Creating Opportunity in the Chaos: Six Ways to Use This Time to Prepare for the New Job Market
Let’s face it, we’ve been riding on a strong market wave long enough to become complacent – even demanding – despite knowing it wouldn’t last forever. What we could not have predicted is the unprecedented global pandemic we are now facing, or the rate at which it is impacting every facet of our lives. This is a shock to the system, and it is natural to experience fear and frustration, but we can also use this time to prepare (as much as possible) for what comes next.
While many of us are stressed out and “sheltering-in-place”, here are six ways to direct your energy, focus on the future, and prepare for what will become a rapidly evolving job market.
1. Get Focused
Job loss is more than a paycheck. It’s an emotionally challenging, self-esteem busting, worry generating dragon that needs to be slayed. Understand that this is not your fault. Accept the fact that things are different now, then stare the monster down and put it in its place, so you can focus on opportunity instead of loss. Look at your qualities, transferable or universal skills, and applied experience to determine alternate opportunities and industries if returning to your previous position won’t be an option.
2. Get to Higher Ground
The wave has crashed, and everyone seems to be wandering around on the beach. Get to higher ground to view the job market through a wider lens. (1) Where are the new possible opportunities for your transferable skills? (2) Where can you direct effort to see immediate returns? (3) Where can you invest to lay the foundation for future/long-term opportunities? Make lists for each of these categories to organize your search and track results. Download free templates here.
3. Get Ready
Create a work space that is quiet and away from high-traffic areas. Make sure your resume is up to date and simply formatted. Remember, Applicant Tracking Systems (ATSs) read resumes before humans do. If an ATS can’t read your artistically formatted resume (hint: it can’t), it goes into the great abyss and you miss out on opportunities. Ditch the columns and focus on adding relevant keywords, industry, and company information to your resume. Keep a “base resume” and make copies to tailor to specific industries and opportunities. If applying within your current sector, focus on industry experience and technical abilities. If changing industries, focus on applicable transferable skills. Practice interview Q&A, including examples of accomplishments, your specific contributions, and the outcome (with metrics).
4. Get Organized
Make a list of target companies to go after in each the categories from step two. Tailor your resume to showcase skills for new sectors and depth of industry experience for current sector targets. Make sure all job board and networking profiles are updated and complete. Search job boards, company websites, and social and professional networking sites for new opportunities. Create a simple spreadsheet to track applications, networking, and calls. Include a “notes” field to add relevant information and follow-up actions. Download free templates here.
5. Get to Work

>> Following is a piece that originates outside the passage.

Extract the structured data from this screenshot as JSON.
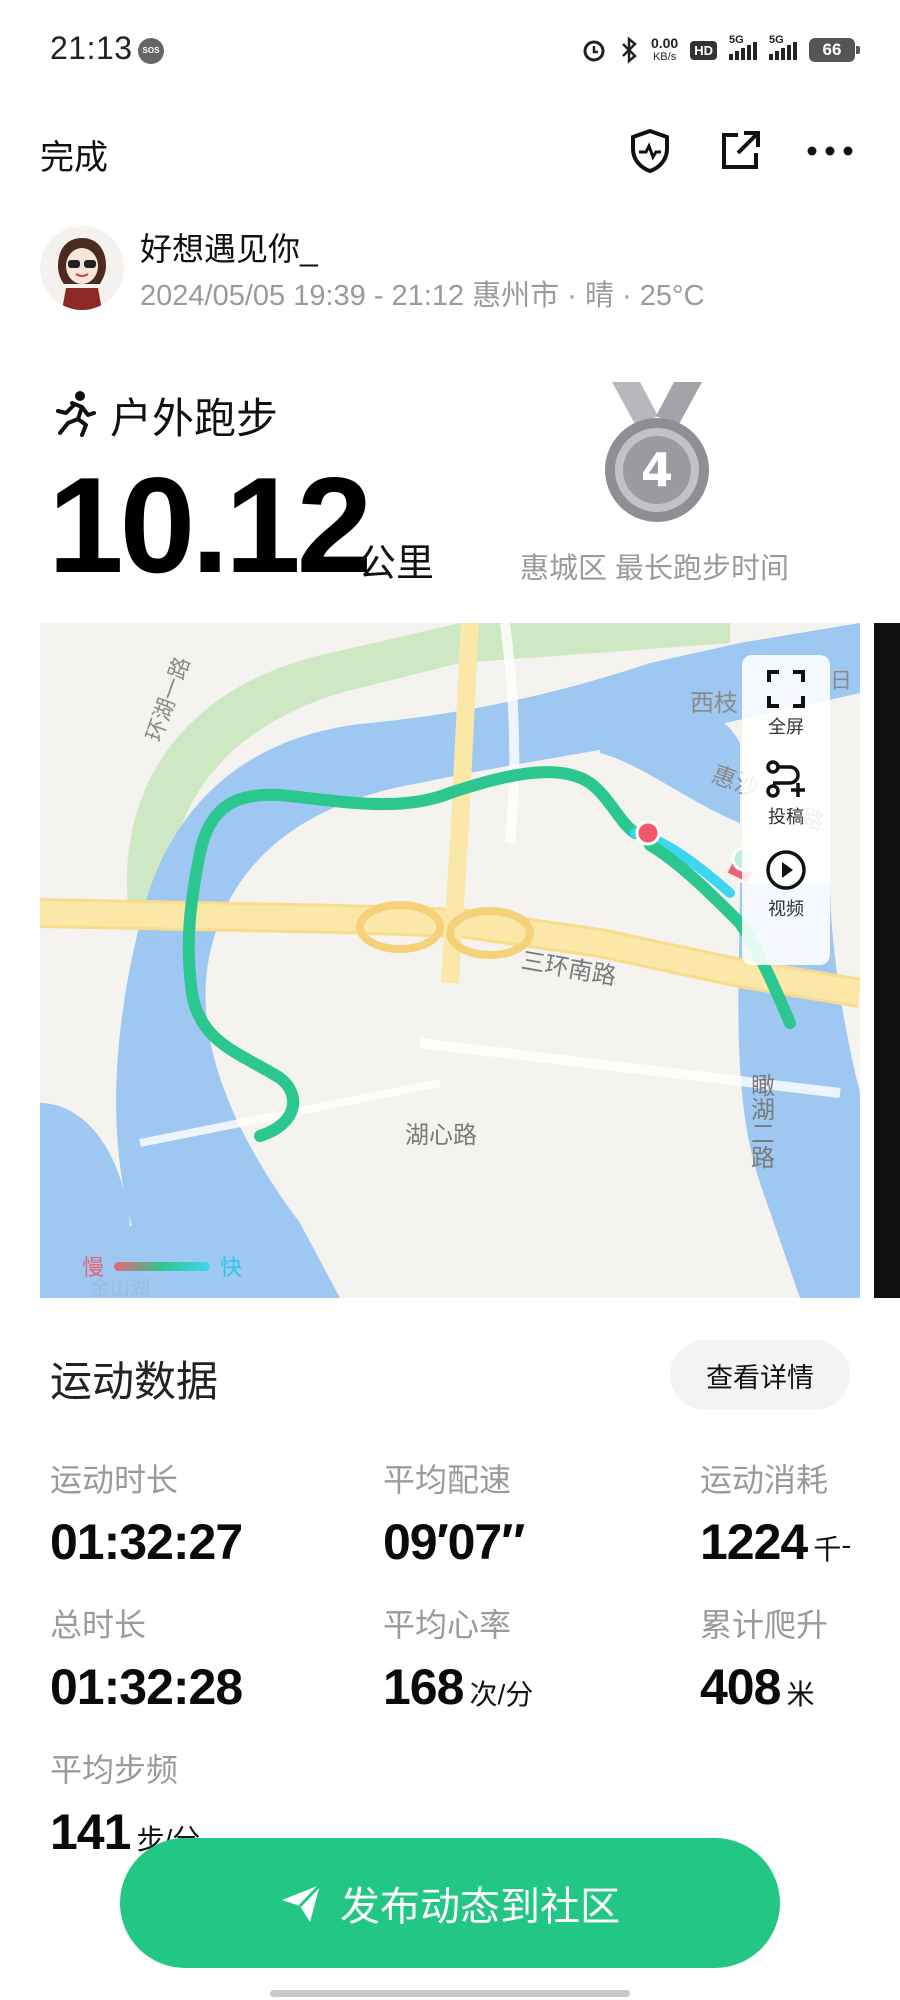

Make finding new opportunities your current job and commit a dedicated block of time each day. Keeping a schedule creates a sense of normalcy and you will be able to see your progress through your tracking sheet. Send applications and networking letters, log your progress, and set follow-up activities for each opportunity. Reach out to contacts and start by asking how they are coping with the changes. You will find you’re not alone and may pick up some valuable insight and tips along the way. Turn rejection letters into contact opportunities: connect with the sender on LinkedIn, thank them for their consideration, and express an interest in the organization while asking to be considered for future opportunities.
6. Get to the Goal
Since virtual interviews are imminent, test the camera on your laptop/desktop, invest in a headset if needed, and test the positioning of your phone/tablet for video conferencing. Download any required apps ahead of the interview and test your accounts. Be mindful of background objects and noise, and dress for the occasion, just as you would an in-person interview – it makes a good impression and puts you in the right frame of mind. Research the company and prepare questions ahead of time and have a copy of the resume you submitted for the specific position handy.
We are all in uncharted territory right now, trying to find creative solutions and opportunities while facing unique challenges. The uncertainties can be overwhelming, so we must instead focus on attainable goals and build toward success, one step at a time. Start with five contacts or applications per day and adjust upward, keeping your activity and expectations at a manageable level.